(Records contained in a dataset)
* * *

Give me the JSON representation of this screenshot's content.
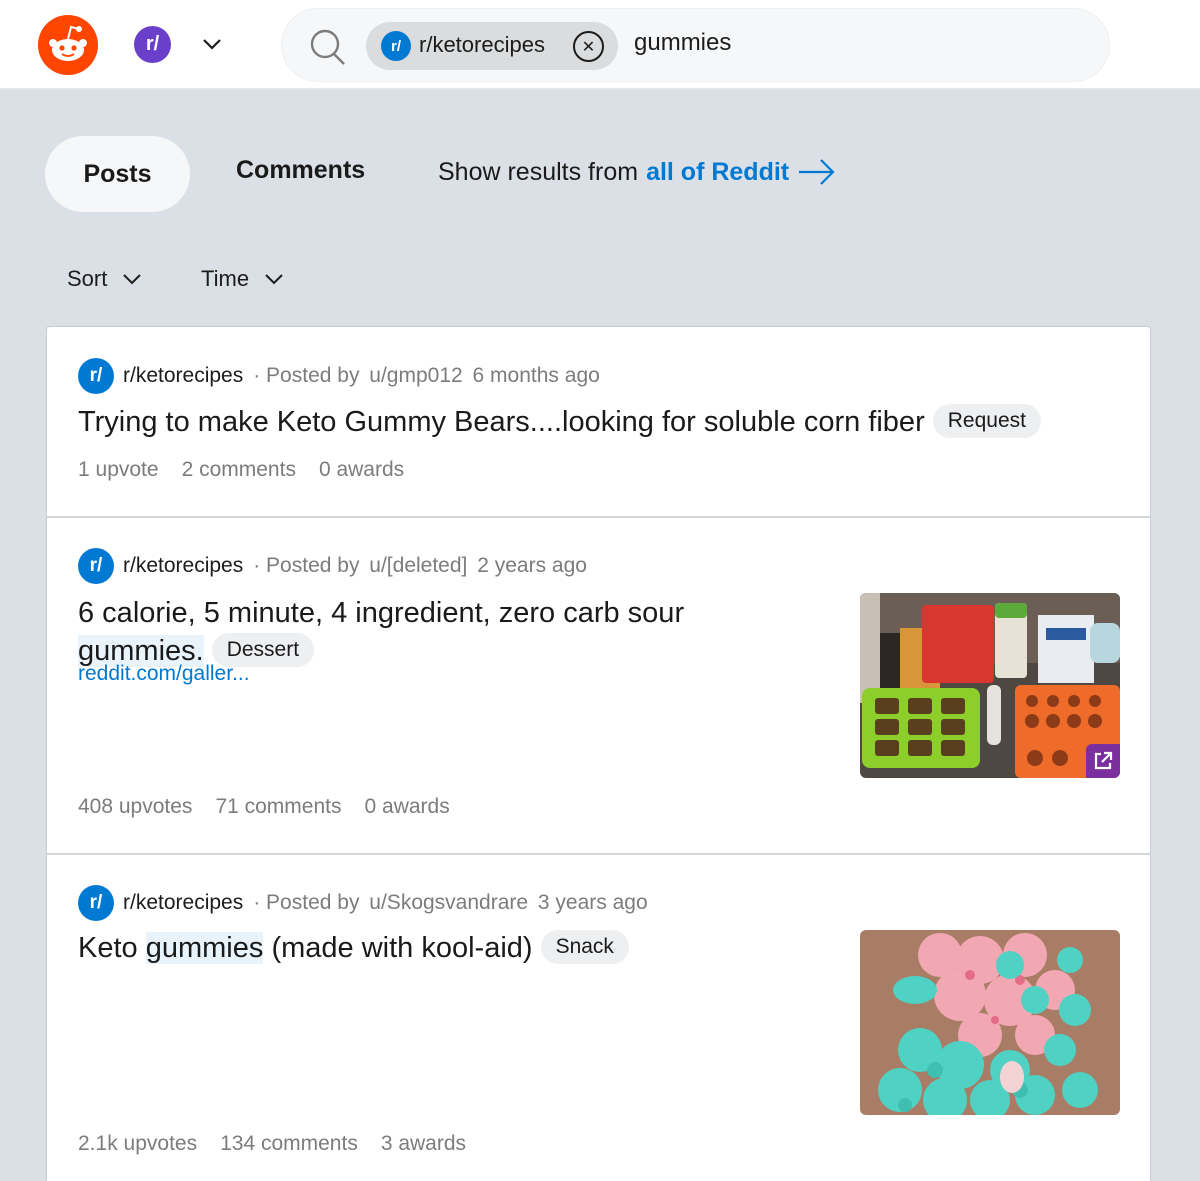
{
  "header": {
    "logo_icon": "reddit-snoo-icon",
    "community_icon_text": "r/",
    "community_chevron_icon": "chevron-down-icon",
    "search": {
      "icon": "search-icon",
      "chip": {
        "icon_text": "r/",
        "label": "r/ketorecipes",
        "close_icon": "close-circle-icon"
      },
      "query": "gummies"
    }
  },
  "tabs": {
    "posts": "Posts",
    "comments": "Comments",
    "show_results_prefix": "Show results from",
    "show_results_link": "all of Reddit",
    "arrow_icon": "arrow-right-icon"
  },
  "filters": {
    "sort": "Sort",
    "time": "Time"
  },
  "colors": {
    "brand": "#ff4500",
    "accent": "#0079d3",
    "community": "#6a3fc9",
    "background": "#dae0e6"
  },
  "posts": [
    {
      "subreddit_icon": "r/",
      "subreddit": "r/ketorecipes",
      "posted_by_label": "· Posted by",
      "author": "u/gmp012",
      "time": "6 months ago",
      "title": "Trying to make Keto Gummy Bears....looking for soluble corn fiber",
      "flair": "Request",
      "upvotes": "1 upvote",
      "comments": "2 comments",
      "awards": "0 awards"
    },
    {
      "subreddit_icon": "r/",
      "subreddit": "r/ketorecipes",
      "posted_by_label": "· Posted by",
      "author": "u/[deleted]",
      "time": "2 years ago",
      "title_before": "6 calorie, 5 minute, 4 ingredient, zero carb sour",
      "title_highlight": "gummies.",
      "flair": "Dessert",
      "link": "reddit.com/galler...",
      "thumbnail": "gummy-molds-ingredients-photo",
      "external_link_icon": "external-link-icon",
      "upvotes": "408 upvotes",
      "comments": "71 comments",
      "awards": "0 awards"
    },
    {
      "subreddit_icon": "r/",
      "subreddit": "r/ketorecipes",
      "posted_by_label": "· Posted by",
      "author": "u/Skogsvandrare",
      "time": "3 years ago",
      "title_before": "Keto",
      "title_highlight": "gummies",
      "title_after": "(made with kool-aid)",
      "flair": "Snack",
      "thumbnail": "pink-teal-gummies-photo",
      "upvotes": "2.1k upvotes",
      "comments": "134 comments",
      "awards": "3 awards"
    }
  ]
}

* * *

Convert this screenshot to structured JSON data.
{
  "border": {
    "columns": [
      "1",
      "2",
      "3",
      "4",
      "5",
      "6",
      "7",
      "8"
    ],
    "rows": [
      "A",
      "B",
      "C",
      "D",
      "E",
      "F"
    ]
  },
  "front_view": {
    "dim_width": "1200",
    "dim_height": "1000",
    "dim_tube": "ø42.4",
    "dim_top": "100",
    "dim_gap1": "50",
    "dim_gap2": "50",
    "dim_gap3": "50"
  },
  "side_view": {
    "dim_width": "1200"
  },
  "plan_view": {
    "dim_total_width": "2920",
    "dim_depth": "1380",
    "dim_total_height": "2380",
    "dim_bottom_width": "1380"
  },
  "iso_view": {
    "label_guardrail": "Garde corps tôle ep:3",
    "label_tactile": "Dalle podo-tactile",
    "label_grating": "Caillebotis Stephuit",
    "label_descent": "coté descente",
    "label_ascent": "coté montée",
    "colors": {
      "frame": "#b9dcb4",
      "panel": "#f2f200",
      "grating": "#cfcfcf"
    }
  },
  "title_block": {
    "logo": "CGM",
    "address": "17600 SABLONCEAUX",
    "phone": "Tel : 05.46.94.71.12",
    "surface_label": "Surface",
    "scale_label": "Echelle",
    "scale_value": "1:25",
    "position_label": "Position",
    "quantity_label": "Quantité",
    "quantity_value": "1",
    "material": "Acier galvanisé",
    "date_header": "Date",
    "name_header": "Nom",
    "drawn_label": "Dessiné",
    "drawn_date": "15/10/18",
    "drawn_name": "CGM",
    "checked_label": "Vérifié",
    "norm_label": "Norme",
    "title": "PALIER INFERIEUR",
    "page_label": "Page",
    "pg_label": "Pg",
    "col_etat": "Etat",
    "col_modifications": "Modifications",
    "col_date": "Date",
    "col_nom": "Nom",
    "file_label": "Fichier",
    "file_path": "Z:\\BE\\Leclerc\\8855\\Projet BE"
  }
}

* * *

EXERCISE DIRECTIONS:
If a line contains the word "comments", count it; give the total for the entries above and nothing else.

EXERCISE OUTPUT:
4